**Entries from a dataset of interfaces:**
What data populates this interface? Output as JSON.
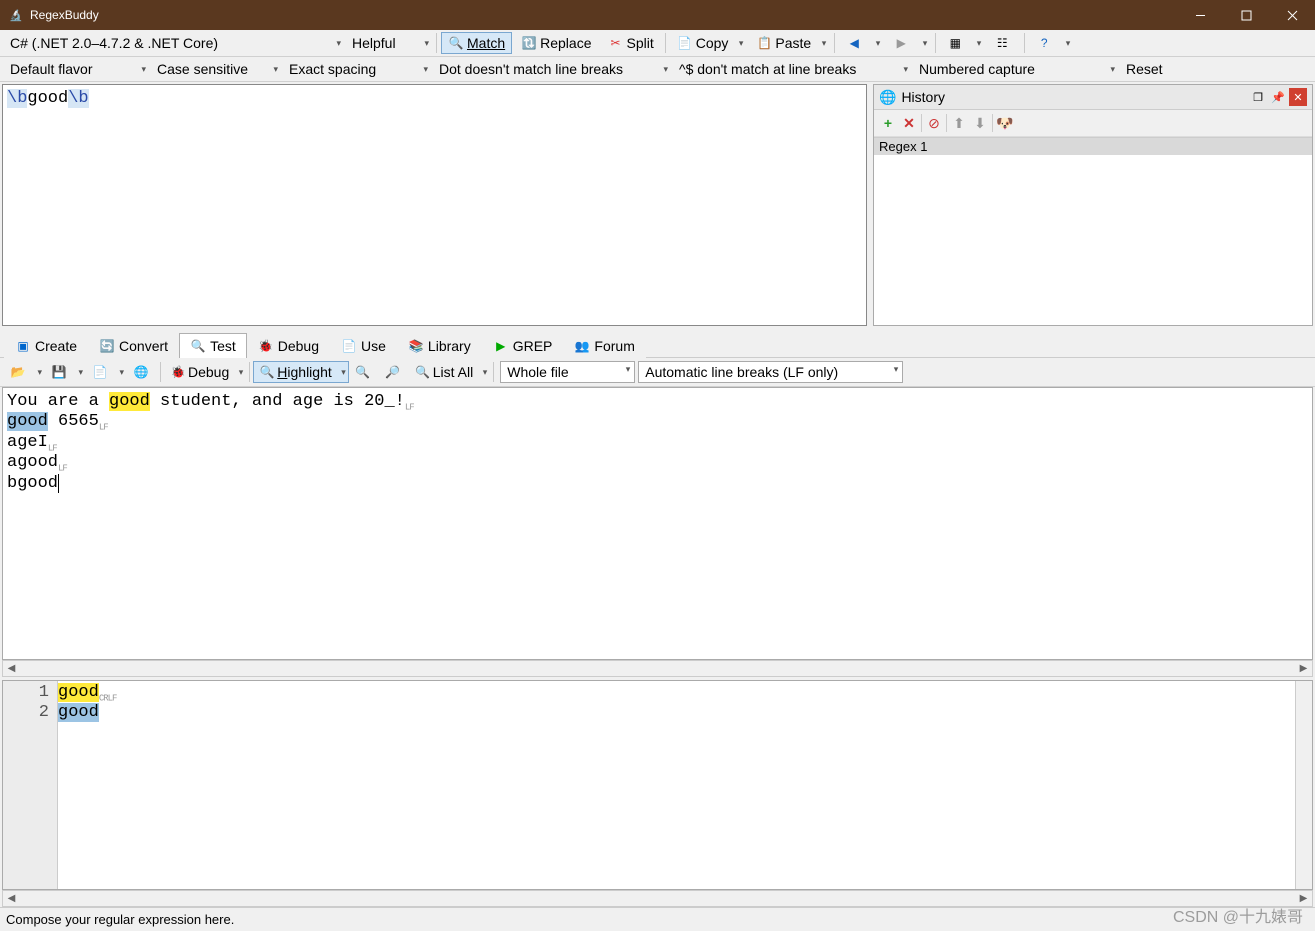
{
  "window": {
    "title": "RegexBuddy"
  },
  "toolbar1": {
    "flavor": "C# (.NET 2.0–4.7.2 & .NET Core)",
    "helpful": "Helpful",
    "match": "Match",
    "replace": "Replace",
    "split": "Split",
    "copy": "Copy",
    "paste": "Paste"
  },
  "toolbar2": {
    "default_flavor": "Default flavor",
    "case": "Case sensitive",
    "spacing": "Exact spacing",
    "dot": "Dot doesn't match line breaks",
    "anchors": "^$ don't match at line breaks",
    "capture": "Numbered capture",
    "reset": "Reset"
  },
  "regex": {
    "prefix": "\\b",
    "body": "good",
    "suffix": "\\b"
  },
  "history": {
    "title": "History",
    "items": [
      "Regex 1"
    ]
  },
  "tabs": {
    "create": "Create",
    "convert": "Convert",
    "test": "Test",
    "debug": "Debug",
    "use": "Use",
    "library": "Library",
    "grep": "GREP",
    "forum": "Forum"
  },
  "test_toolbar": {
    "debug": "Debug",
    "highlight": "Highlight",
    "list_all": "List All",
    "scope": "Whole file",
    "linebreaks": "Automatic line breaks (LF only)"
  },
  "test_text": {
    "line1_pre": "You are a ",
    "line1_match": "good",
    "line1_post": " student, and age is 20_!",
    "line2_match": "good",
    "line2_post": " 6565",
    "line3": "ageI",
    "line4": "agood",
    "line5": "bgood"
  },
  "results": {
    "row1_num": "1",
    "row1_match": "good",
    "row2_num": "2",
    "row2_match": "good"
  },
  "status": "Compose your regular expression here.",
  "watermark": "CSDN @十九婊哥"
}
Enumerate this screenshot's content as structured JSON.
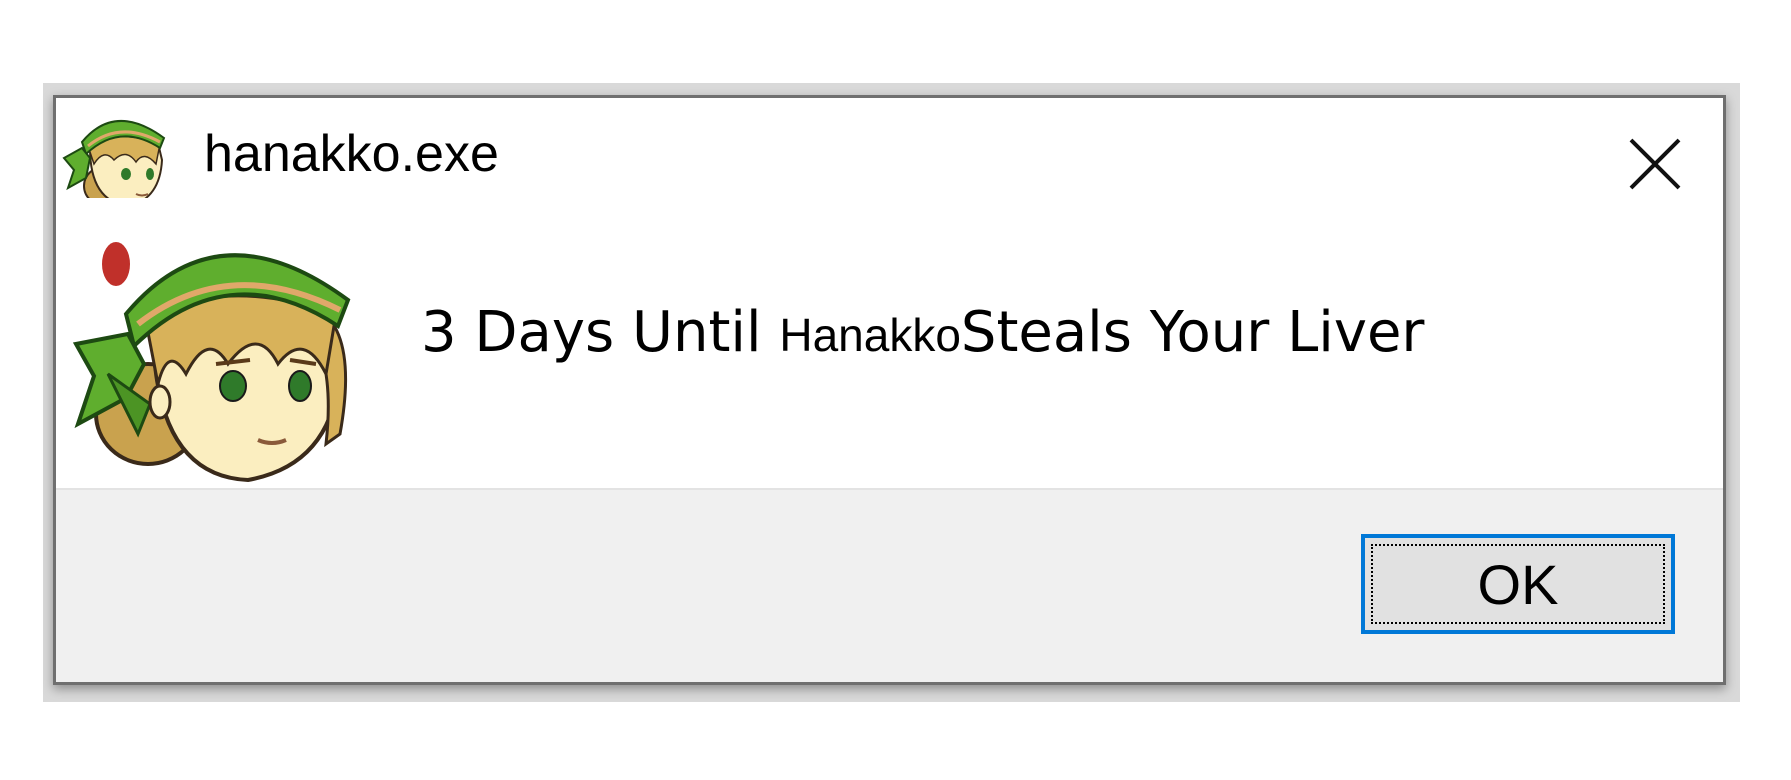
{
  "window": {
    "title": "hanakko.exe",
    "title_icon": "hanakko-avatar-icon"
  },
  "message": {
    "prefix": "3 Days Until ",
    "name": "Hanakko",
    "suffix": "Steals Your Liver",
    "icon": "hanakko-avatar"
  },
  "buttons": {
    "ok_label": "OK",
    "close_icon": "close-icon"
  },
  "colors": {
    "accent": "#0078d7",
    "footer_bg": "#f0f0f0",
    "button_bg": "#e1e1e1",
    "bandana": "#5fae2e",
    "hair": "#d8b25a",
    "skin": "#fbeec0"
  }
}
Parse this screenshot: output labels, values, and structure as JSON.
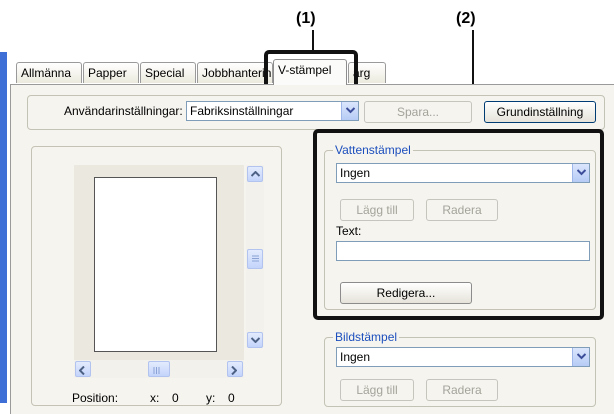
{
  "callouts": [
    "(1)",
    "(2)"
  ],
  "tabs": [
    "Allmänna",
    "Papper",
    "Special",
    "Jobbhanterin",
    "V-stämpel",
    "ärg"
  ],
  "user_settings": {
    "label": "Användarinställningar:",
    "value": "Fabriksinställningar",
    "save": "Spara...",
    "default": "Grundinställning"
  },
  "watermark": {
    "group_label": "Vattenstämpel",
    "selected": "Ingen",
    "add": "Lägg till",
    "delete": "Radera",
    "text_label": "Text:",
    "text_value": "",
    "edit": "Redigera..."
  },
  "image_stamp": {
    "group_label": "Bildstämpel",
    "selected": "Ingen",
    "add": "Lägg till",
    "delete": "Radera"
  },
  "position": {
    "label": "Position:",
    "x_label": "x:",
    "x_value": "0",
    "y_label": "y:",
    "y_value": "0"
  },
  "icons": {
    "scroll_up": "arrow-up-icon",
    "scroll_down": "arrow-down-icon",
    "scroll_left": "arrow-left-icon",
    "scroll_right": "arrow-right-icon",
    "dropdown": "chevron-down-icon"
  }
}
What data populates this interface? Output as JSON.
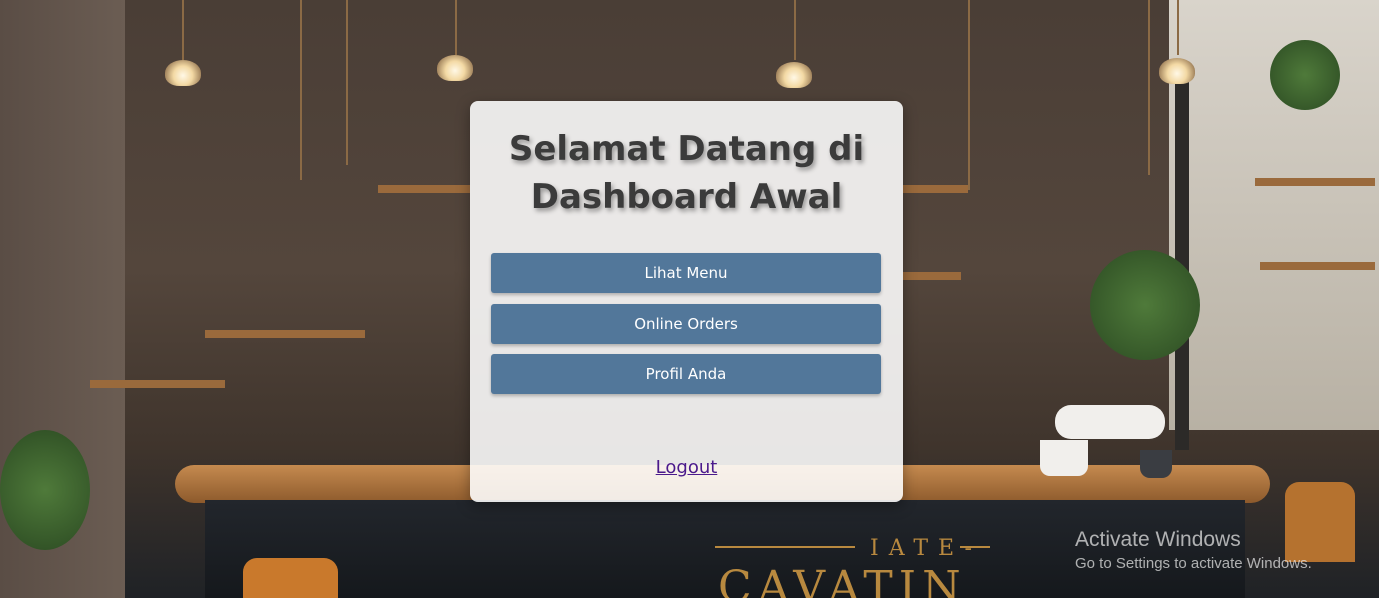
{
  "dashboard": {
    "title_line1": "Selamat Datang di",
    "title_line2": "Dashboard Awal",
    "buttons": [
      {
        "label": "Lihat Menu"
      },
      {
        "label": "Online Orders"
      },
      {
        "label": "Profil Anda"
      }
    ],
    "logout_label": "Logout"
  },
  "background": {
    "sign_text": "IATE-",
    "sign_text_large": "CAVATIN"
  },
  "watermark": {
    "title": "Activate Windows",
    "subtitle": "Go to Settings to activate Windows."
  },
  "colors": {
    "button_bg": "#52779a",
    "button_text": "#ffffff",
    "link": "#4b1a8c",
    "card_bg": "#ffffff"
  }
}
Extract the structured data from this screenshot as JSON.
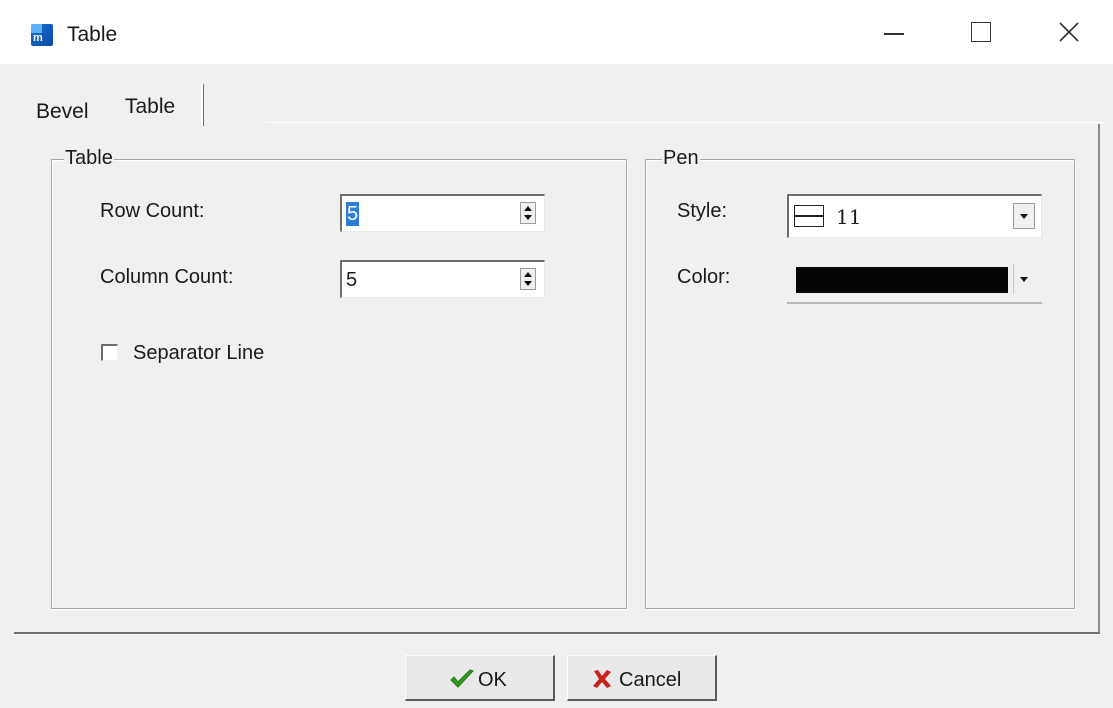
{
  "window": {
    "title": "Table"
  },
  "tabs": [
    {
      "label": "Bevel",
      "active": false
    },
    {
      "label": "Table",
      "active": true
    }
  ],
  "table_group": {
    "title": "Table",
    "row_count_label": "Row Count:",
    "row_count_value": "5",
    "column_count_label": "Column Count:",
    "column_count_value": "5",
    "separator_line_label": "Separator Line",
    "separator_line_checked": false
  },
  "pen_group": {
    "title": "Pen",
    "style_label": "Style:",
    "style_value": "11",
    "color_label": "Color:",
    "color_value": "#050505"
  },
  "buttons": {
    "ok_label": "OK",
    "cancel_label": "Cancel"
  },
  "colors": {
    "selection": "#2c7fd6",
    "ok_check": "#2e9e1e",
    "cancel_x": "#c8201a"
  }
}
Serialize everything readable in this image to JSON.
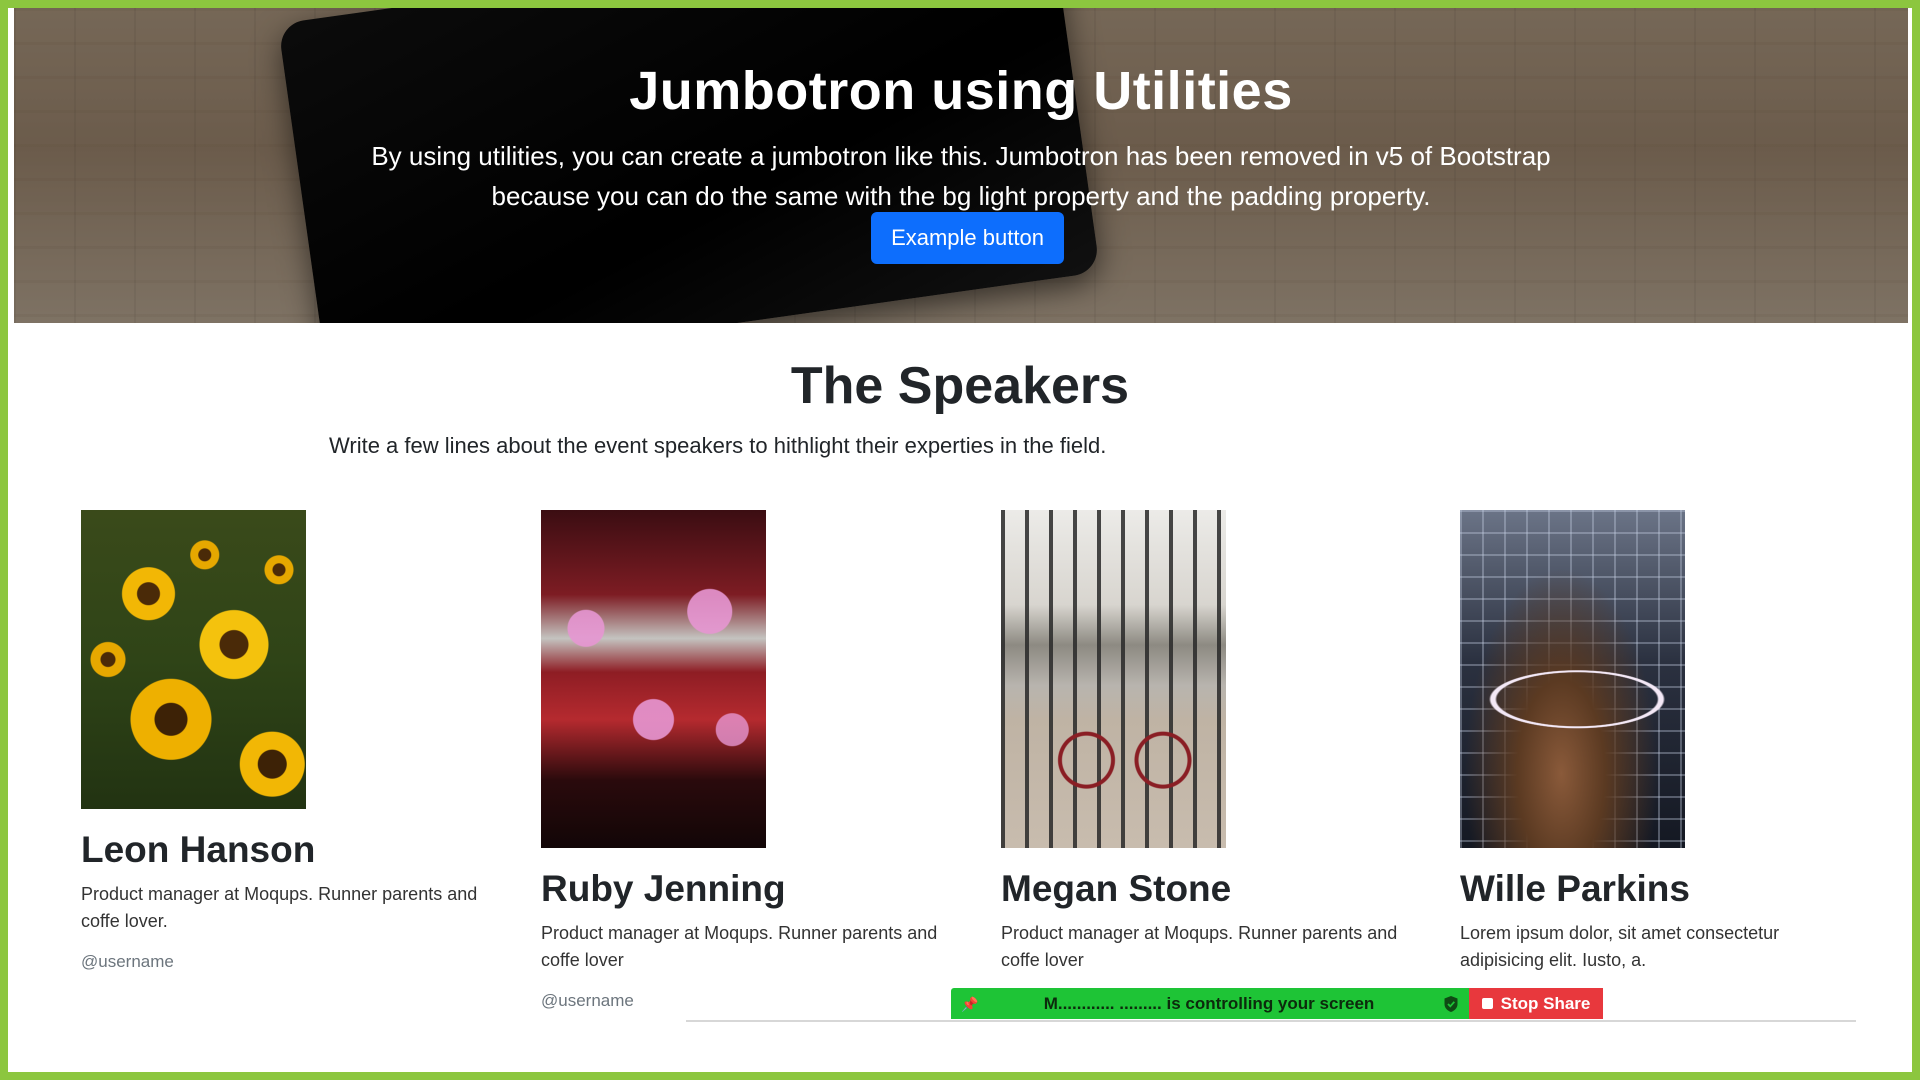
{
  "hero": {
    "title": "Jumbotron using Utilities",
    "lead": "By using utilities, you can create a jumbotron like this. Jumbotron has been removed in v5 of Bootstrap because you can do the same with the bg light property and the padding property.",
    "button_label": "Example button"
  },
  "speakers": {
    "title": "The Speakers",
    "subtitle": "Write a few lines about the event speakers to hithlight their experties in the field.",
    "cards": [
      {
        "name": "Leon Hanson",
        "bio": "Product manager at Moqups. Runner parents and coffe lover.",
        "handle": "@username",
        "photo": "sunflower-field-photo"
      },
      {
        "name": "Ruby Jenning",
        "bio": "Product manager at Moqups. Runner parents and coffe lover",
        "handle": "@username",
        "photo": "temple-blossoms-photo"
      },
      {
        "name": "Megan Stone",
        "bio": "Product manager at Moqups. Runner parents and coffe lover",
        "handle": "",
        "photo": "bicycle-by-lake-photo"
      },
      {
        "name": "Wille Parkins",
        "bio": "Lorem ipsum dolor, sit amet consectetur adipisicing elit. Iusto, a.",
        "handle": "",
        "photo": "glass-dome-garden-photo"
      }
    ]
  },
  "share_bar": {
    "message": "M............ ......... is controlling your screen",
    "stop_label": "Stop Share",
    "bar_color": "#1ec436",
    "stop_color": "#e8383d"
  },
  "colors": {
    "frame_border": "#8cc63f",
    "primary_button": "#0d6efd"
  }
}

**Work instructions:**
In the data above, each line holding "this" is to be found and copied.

**Response to the exercise:**
What data populates this interface? Output as JSON.
Enumerate this screenshot's content as structured JSON.
Parse this screenshot: output labels, values, and structure as JSON.
What data populates this interface? Output as JSON.
Extract the structured data from this screenshot as JSON.
Serialize everything readable in this image to JSON.
    "lead": "By using utilities, you can create a jumbotron like this. Jumbotron has been removed in v5 of Bootstrap because you can do the same with the bg light property and the padding property.",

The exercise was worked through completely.